Dataset records

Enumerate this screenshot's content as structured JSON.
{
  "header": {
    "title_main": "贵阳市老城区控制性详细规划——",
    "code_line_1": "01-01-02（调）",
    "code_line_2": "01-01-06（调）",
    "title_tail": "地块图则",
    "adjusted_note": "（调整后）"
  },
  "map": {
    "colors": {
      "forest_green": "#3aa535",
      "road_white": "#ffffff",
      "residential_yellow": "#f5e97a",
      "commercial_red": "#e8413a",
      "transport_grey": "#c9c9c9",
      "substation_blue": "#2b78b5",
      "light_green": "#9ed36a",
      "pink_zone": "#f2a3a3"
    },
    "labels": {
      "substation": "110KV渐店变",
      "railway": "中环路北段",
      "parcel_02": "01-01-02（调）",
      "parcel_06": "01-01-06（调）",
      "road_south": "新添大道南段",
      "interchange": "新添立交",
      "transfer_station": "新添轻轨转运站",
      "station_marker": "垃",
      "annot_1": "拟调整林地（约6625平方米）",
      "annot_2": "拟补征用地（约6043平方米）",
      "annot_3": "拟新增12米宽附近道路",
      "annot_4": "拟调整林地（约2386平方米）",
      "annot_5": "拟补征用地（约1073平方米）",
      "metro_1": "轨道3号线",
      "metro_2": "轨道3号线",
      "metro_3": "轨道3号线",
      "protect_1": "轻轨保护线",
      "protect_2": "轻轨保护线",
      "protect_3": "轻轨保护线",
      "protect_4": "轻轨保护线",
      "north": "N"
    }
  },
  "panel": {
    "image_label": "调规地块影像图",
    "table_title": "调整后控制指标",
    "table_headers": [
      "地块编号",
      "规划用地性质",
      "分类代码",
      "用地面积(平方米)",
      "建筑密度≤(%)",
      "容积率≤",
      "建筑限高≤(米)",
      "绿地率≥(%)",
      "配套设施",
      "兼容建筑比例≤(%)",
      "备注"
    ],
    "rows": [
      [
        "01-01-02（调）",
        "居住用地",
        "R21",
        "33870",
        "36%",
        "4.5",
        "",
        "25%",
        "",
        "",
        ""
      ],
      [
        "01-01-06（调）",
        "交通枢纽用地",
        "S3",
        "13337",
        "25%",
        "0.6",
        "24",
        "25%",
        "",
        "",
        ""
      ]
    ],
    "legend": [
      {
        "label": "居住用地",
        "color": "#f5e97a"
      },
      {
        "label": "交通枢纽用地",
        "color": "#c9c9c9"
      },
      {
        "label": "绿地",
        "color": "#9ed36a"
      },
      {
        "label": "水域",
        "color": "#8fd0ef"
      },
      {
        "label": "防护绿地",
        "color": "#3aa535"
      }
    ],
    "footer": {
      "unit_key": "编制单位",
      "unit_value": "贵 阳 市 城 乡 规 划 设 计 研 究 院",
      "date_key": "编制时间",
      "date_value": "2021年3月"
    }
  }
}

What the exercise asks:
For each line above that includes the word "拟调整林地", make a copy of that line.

Solution:
      "annot_1": "拟调整林地（约6625平方米）",
      "annot_4": "拟调整林地（约2386平方米）",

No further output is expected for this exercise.